All pictures are to be excluded when the data below is output verbatim.

········

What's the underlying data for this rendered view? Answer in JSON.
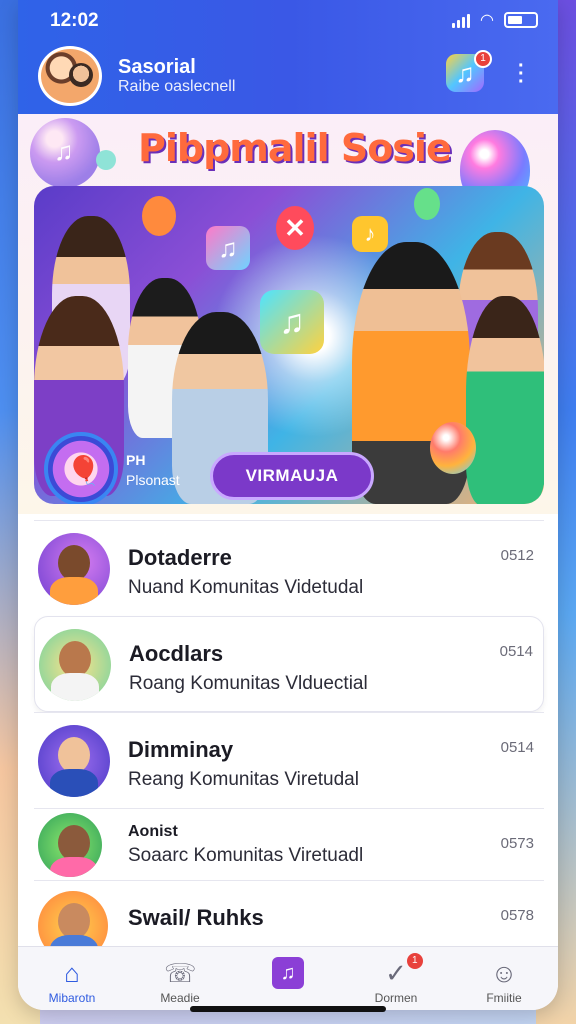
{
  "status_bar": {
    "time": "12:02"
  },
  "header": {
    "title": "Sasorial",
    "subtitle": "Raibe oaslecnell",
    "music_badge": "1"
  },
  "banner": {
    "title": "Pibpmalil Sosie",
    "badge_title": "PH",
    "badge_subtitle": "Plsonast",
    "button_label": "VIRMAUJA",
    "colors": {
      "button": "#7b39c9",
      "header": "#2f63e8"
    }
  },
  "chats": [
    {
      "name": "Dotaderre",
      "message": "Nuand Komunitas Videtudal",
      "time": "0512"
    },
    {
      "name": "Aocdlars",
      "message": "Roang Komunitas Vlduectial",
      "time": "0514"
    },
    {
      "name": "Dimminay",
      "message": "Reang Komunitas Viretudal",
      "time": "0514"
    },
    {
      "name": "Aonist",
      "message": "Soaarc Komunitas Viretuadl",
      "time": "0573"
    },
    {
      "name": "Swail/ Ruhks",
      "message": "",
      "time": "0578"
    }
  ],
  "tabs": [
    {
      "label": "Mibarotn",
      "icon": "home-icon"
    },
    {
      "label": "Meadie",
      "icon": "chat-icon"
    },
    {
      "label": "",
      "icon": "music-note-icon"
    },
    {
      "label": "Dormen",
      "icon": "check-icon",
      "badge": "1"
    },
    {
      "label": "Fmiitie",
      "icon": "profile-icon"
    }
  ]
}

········

» Answer space
What's the underlying data for this rendered view? Answer in JSON.
{
  "status_bar": {
    "time": "12:02"
  },
  "header": {
    "title": "Sasorial",
    "subtitle": "Raibe oaslecnell",
    "music_badge": "1"
  },
  "banner": {
    "title": "Pibpmalil Sosie",
    "badge_title": "PH",
    "badge_subtitle": "Plsonast",
    "button_label": "VIRMAUJA",
    "colors": {
      "button": "#7b39c9",
      "header": "#2f63e8"
    }
  },
  "chats": [
    {
      "name": "Dotaderre",
      "message": "Nuand Komunitas Videtudal",
      "time": "0512"
    },
    {
      "name": "Aocdlars",
      "message": "Roang Komunitas Vlduectial",
      "time": "0514"
    },
    {
      "name": "Dimminay",
      "message": "Reang Komunitas Viretudal",
      "time": "0514"
    },
    {
      "name": "Aonist",
      "message": "Soaarc Komunitas Viretuadl",
      "time": "0573"
    },
    {
      "name": "Swail/ Ruhks",
      "message": "",
      "time": "0578"
    }
  ],
  "tabs": [
    {
      "label": "Mibarotn",
      "icon": "home-icon"
    },
    {
      "label": "Meadie",
      "icon": "chat-icon"
    },
    {
      "label": "",
      "icon": "music-note-icon"
    },
    {
      "label": "Dormen",
      "icon": "check-icon",
      "badge": "1"
    },
    {
      "label": "Fmiitie",
      "icon": "profile-icon"
    }
  ]
}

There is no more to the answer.